Like many countries, India’s gender inequalities are deeply entrenched. Yet, given the sheer size of its population, any meaningful reduction in domestic violence could transform millions of lives for generations to come.
The most recent National Family Health Survey conducted in India showed that 29% of married women aged 15-49 had experienced spousal physical or sexual violence. That means that millions of Indian women will likely suffer domestic violence this year alone.
In the coastal state of Andhra Pradesh, the Copenhagen Consensus Center recently collaborated with Tata Trusts, one of India’s oldest philanthropies, to identify the best policy options for solving the state’s biggest challenges. More than 30 researchers, including Nobel laureate Finn Kydland, examined a host of local issues ranging from the indebtedness of ultra-poor farmers to educational quality, tuberculosis rates, and adolescent mental health. Among these important issues, two of the top-ten policies that we identified dealt with domestic violence.
Among the various approaches to tackling domestic violence, very few are backed by empirical evidence of effectiveness. But new research from Srinivas Raghavendra, Mrinal Chadha, and Nata Duvvury of the National University of Ireland Galway have identified two proven approaches that involve not just a safety-net response to domestic violence, but also efforts to change public attitudes.
One approach is based on the SASA! project, which works with entire communities to raise awareness about how men’s use of power over women can both fuel violence against women and raise HIV/AIDS rates. SASA! shows how individual communities themselves can reduce the social acceptability of violence. The approach was pioneered in Uganda and has now been used in more than 20 countries, at a cost of just $15 per person.
The other intervention, which has proved effective in South Africa, combines microfinance loans to women with training about domestic violence, gender norms, sexuality, and women’s rights. While microfinance ensures that women have the practical means to support themselves, the additional training furnishes them with the means to improve their physical and emotional wellbeing.

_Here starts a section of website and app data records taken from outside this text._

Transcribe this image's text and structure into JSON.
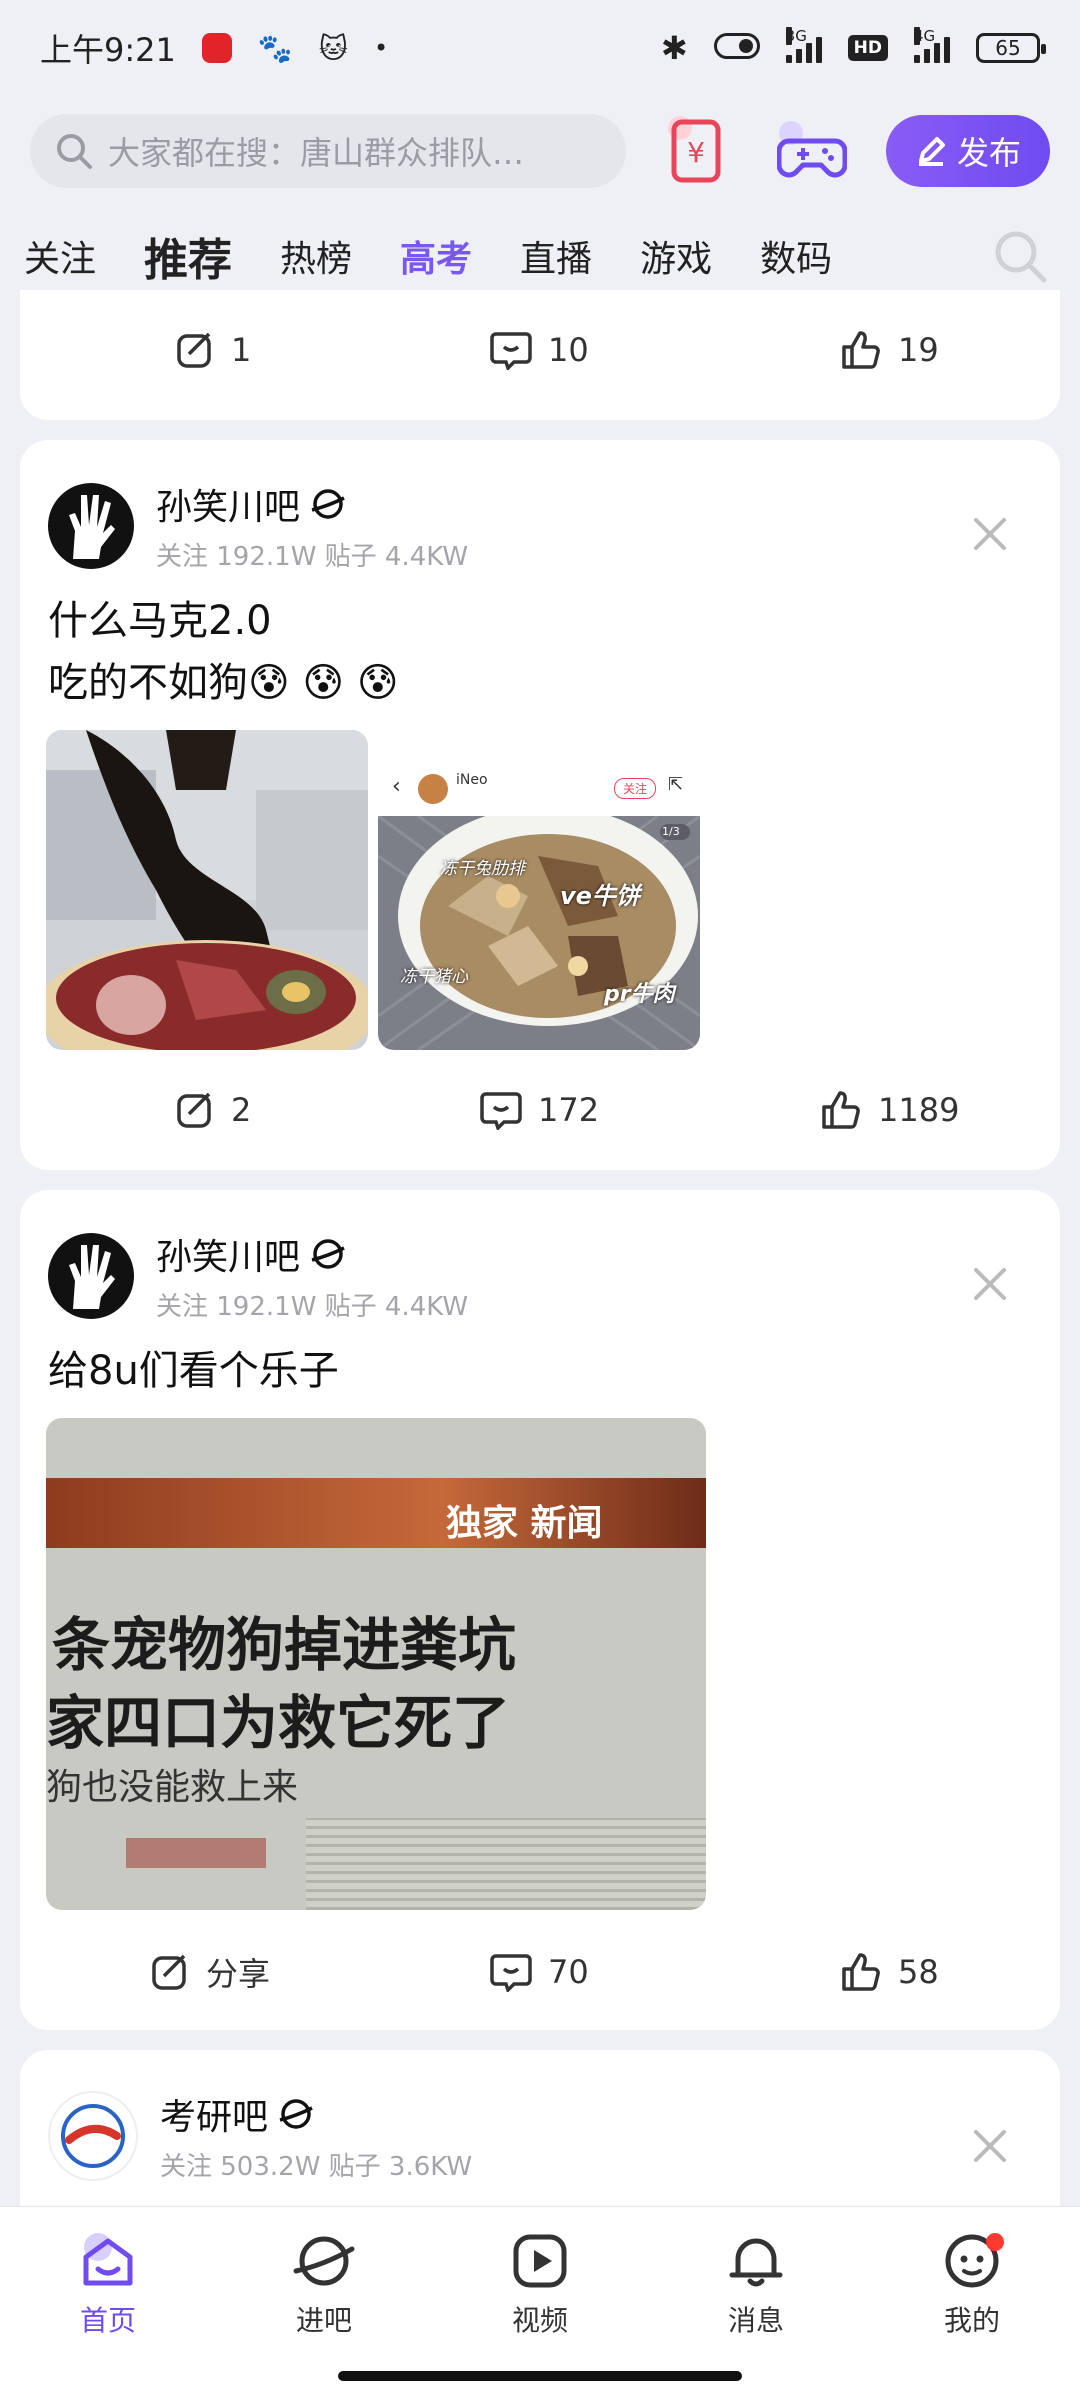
{
  "status_bar": {
    "time": "上午9:21",
    "net3g": "3G",
    "hd": "HD",
    "net4g": "4G",
    "battery": "65"
  },
  "top": {
    "search_placeholder": "大家都在搜：唐山群众排队…",
    "publish_label": "发布"
  },
  "tabs": [
    {
      "label": "关注"
    },
    {
      "label": "推荐"
    },
    {
      "label": "热榜"
    },
    {
      "label": "高考"
    },
    {
      "label": "直播"
    },
    {
      "label": "游戏"
    },
    {
      "label": "数码"
    }
  ],
  "feed": {
    "card0": {
      "share_count": "1",
      "comment_count": "10",
      "like_count": "19"
    },
    "card1": {
      "author": "孙笑川吧",
      "meta": "关注 192.1W   贴子 4.4KW",
      "line1": "什么马克2.0",
      "line2": "吃的不如狗😰 😰 😰",
      "img2_username": "iNeo",
      "img2_follow": "关注",
      "img2_page": "1/3",
      "img2_labels": [
        "冻干兔肋排",
        "ve牛饼",
        "冻干猪心",
        "pr牛肉"
      ],
      "share_count": "2",
      "comment_count": "172",
      "like_count": "1189"
    },
    "card2": {
      "author": "孙笑川吧",
      "meta": "关注 192.1W   贴子 4.4KW",
      "text": "给8u们看个乐子",
      "img_banner": "独家 新闻",
      "img_line1": "条宠物狗掉进粪坑",
      "img_line2": "家四口为救它死了",
      "img_line3": "狗也没能救上来",
      "share_label": "分享",
      "comment_count": "70",
      "like_count": "58"
    },
    "card3": {
      "author": "考研吧",
      "meta": "关注 503.2W   贴子 3.6KW"
    }
  },
  "bottom_nav": [
    {
      "label": "首页"
    },
    {
      "label": "进吧"
    },
    {
      "label": "视频"
    },
    {
      "label": "消息"
    },
    {
      "label": "我的"
    }
  ],
  "colors": {
    "accent": "#6f4bf0",
    "badge": "#ff3b30",
    "background": "#eef0f5"
  }
}
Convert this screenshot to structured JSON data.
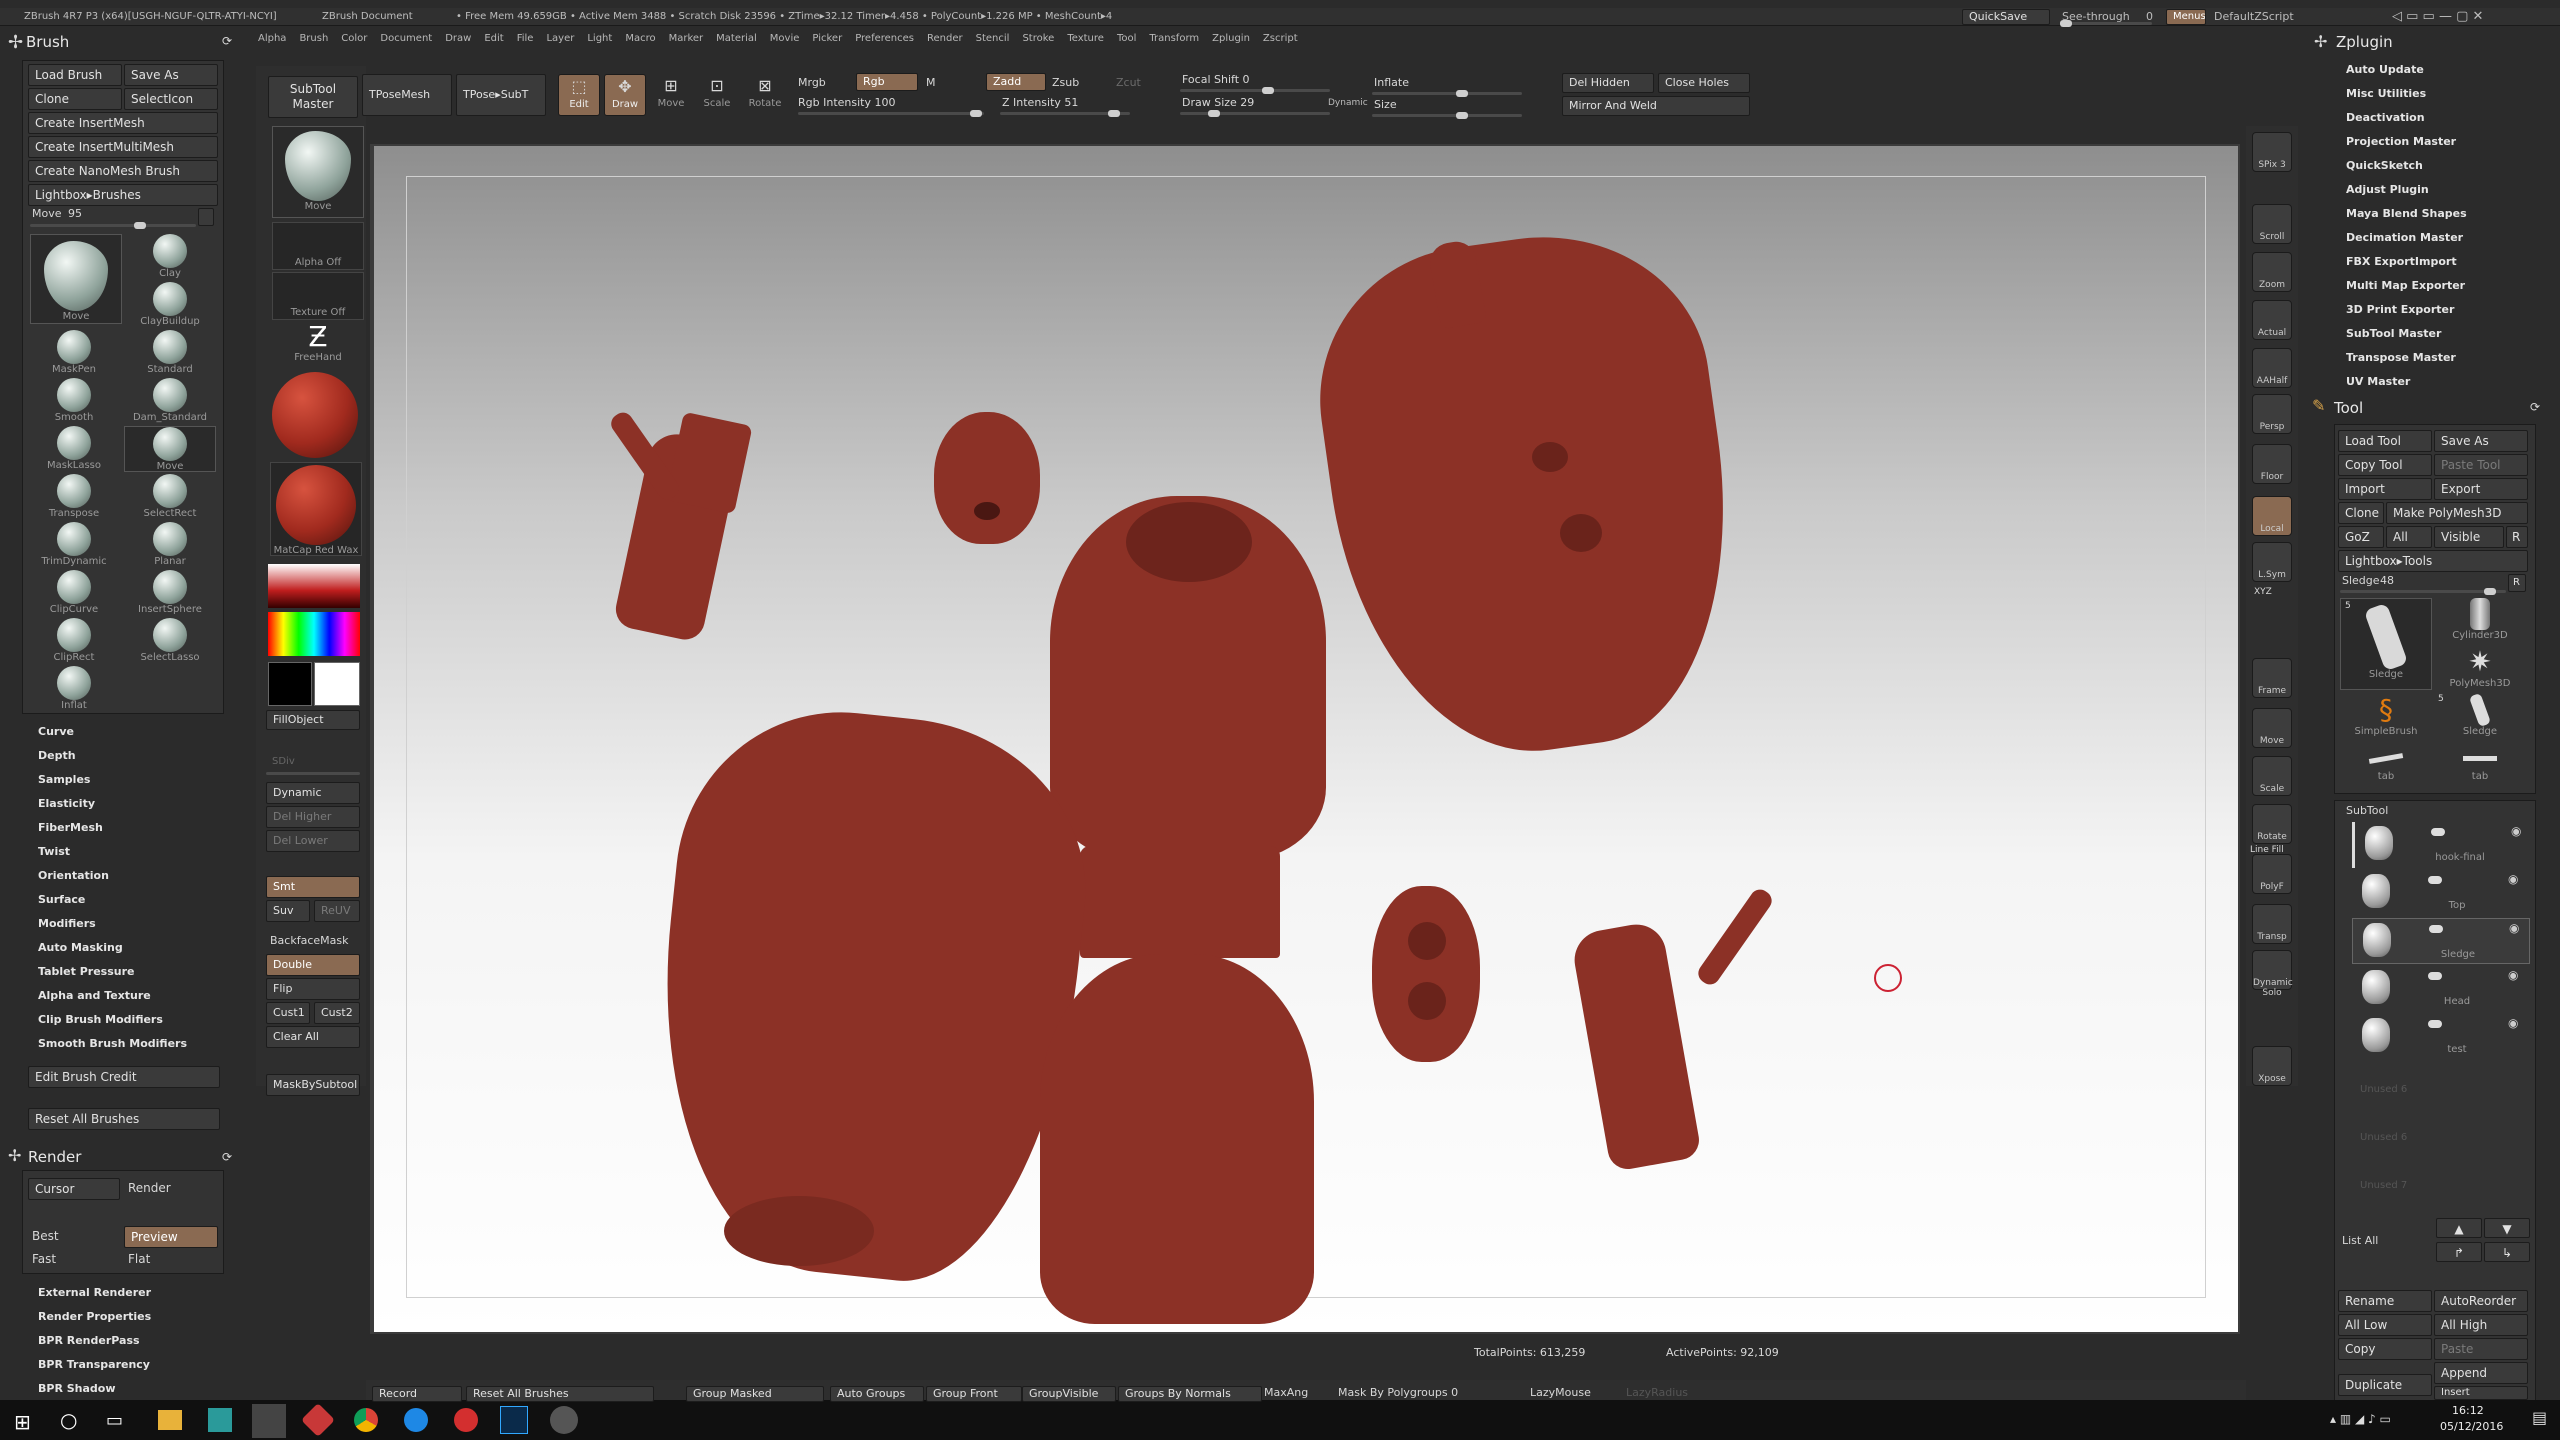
{
  "title_bar": {
    "app": "ZBrush 4R7 P3 (x64)[USGH-NGUF-QLTR-ATYI-NCYI]",
    "document": "ZBrush Document",
    "stats": "• Free Mem 49.659GB • Active Mem 3488 • Scratch Disk 23596 • ZTime▸32.12 Timer▸4.458 • PolyCount▸1.226 MP • MeshCount▸4",
    "quicksave": "QuickSave",
    "seethrough": "See-through",
    "seethrough_val": "0",
    "menus": "Menus",
    "script": "DefaultZScript"
  },
  "menu": [
    "Alpha",
    "Brush",
    "Color",
    "Document",
    "Draw",
    "Edit",
    "File",
    "Layer",
    "Light",
    "Macro",
    "Marker",
    "Material",
    "Movie",
    "Picker",
    "Preferences",
    "Render",
    "Stencil",
    "Stroke",
    "Texture",
    "Tool",
    "Transform",
    "Zplugin",
    "Zscript"
  ],
  "brush_panel": {
    "title": "Brush",
    "buttons": [
      "Load Brush",
      "Save As",
      "Clone",
      "SelectIcon",
      "Create InsertMesh",
      "Create InsertMultiMesh",
      "Create NanoMesh Brush",
      "Lightbox▸Brushes"
    ],
    "slider_label": "Move",
    "slider_value": "95",
    "r": "R",
    "big_label": "Move",
    "items": [
      "Clay",
      "ClayBuildup",
      "MaskPen",
      "Standard",
      "Smooth",
      "Dam_Standard",
      "MaskLasso",
      "Move",
      "Transpose",
      "SelectRect",
      "TrimDynamic",
      "Planar",
      "ClipCurve",
      "InsertSphere",
      "ClipRect",
      "SelectLasso",
      "Inflat"
    ],
    "sections": [
      "Curve",
      "Depth",
      "Samples",
      "Elasticity",
      "FiberMesh",
      "Twist",
      "Orientation",
      "Surface",
      "Modifiers",
      "Auto Masking",
      "Tablet Pressure",
      "Alpha and Texture",
      "Clip Brush Modifiers",
      "Smooth Brush Modifiers"
    ],
    "edit_credit": "Edit Brush Credit",
    "reset": "Reset All Brushes"
  },
  "render_panel": {
    "title": "Render",
    "cursor": "Cursor",
    "render": "Render",
    "best": "Best",
    "preview": "Preview",
    "fast": "Fast",
    "flat": "Flat",
    "sections": [
      "External Renderer",
      "Render Properties",
      "BPR RenderPass",
      "BPR Transparency",
      "BPR Shadow"
    ]
  },
  "left_shelf": {
    "subtool_master": "SubTool Master",
    "tpose": "TPoseMesh",
    "tpose_subt": "TPose▸SubT",
    "move": "Move",
    "alpha_off": "Alpha Off",
    "texture_off": "Texture Off",
    "freehand": "FreeHand",
    "matcap": "MatCap Red Wax",
    "fill": "FillObject",
    "sdiv": "SDiv",
    "dynamic": "Dynamic",
    "del_higher": "Del Higher",
    "del_lower": "Del Lower",
    "smt": "Smt",
    "suv": "Suv",
    "reuv": "ReUV",
    "backface": "BackfaceMask",
    "double": "Double",
    "flip": "Flip",
    "cust1": "Cust1",
    "cust2": "Cust2",
    "clear": "Clear All",
    "mask_by": "MaskBySubtool"
  },
  "top_toolbar": {
    "edit": "Edit",
    "draw": "Draw",
    "move": "Move",
    "scale": "Scale",
    "rotate": "Rotate",
    "mrgb": "Mrgb",
    "rgb": "Rgb",
    "m": "M",
    "zadd": "Zadd",
    "zsub": "Zsub",
    "zcut": "Zcut",
    "rgb_int": "Rgb Intensity 100",
    "z_int": "Z Intensity 51",
    "focal": "Focal Shift 0",
    "draw_size": "Draw Size 29",
    "dynamic": "Dynamic",
    "inflate": "Inflate",
    "size": "Size",
    "del_hidden": "Del Hidden",
    "close_holes": "Close Holes",
    "mirror_weld": "Mirror And Weld"
  },
  "right_shelf": [
    "SPix 3",
    "Scroll",
    "Zoom",
    "Actual",
    "AAHalf",
    "Persp",
    "Floor",
    "Local",
    "L.Sym",
    "Frame",
    "Move",
    "Scale",
    "Rotate",
    "PolyF",
    "Transp",
    "Dynamic Solo",
    "Xpose"
  ],
  "right_shelf_extra": {
    "xyz": "XYZ",
    "line_fill": "Line Fill"
  },
  "zplugin": {
    "title": "Zplugin",
    "items": [
      "Auto Update",
      "Misc Utilities",
      "Deactivation",
      "Projection Master",
      "QuickSketch",
      "Adjust Plugin",
      "Maya Blend Shapes",
      "Decimation Master",
      "FBX ExportImport",
      "Multi Map Exporter",
      "3D Print Exporter",
      "SubTool Master",
      "Transpose Master",
      "UV Master"
    ]
  },
  "tool": {
    "title": "Tool",
    "buttons": [
      "Load Tool",
      "Save As",
      "Copy Tool",
      "Paste Tool",
      "Import",
      "Export",
      "Clone",
      "Make PolyMesh3D",
      "GoZ",
      "All",
      "Visible",
      "R",
      "Lightbox▸Tools"
    ],
    "slider_label": "Sledge",
    "slider_value": "48",
    "thumbs": [
      "Sledge",
      "Cylinder3D",
      "PolyMesh3D",
      "SimpleBrush",
      "Sledge",
      "tab",
      "tab"
    ],
    "counts": [
      "5",
      "5"
    ],
    "subtool_title": "SubTool",
    "subtools": [
      "hook-final",
      "Top",
      "Sledge",
      "Head",
      "test"
    ],
    "empty": [
      "Unused 6",
      "Unused 6",
      "Unused 7"
    ],
    "list_all": "List All",
    "bottom": [
      "Rename",
      "AutoReorder",
      "All Low",
      "All High",
      "Copy",
      "Paste",
      "Append",
      "Duplicate",
      "Insert"
    ]
  },
  "canvas": {
    "total_points": "TotalPoints: 613,259",
    "active_points": "ActivePoints: 92,109"
  },
  "bottom_bar": [
    "Record",
    "Reset All Brushes",
    "Group Masked",
    "Auto Groups",
    "Group Front",
    "GroupVisible",
    "Groups By Normals",
    "MaxAng",
    "Mask By Polygroups 0",
    "LazyMouse",
    "LazyRadius"
  ],
  "taskbar": {
    "time": "16:12",
    "date": "05/12/2016"
  }
}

Based on the evidence, the NUI Galway researchers find that these models could be adapted for Andhra Pradesh, where 1.7 million women aged 15-59 live below the poverty line and have been in a partnership within the past year. (Domestic violence affects women of every income level, but these programs’ particular focus is on lower-income women.) The total cost to administer these programs would be $23.5 million and $19.5 million, respectively.
Extrapolating from the results of a self-reported survey suggests that more than 500,000 of these 1.7 million women will be assaulted by a partner each year. And, based on previous studies, each of these women will likely experience physical abuse not just once or twice, but eight times every year, on average.
Now, consider that both of the programs in question have been shown to reduce domestic violence by around 55% and that the benefits are estimated to last at least four years. Either program on its own could save more than ten lives each year while preventing a far greater number of physical injuries.
Moreover, the costs of abuse do not stop there. Surveys show that each domestic assault incapacitates a woman for an average of around 5.5 days. The economic costs of such violence, then, can be estimated by adding up the loss of paid work, along with the value of unpaid domestic work and free time.
Using this approach, the NUI Galway researchers show that reaching those 1.7 million women in Andhra Pradesh could create total benefits worth about $550 million. Each dollar spent would produce more than $27 worth of social benefits, owing to the reduction in suffering.
These findings, along with other recommendations on education and nutrition policies, have been presented to Andhra Pradesh’s chief minister, Nara Chandrababu Naidu, who has requested an action plan. The evidence indicates that many other Indian states and countries around the world could learn from Andhra Pradesh’s experience. Future generations of women and girls would benefit, and so would the entire economy.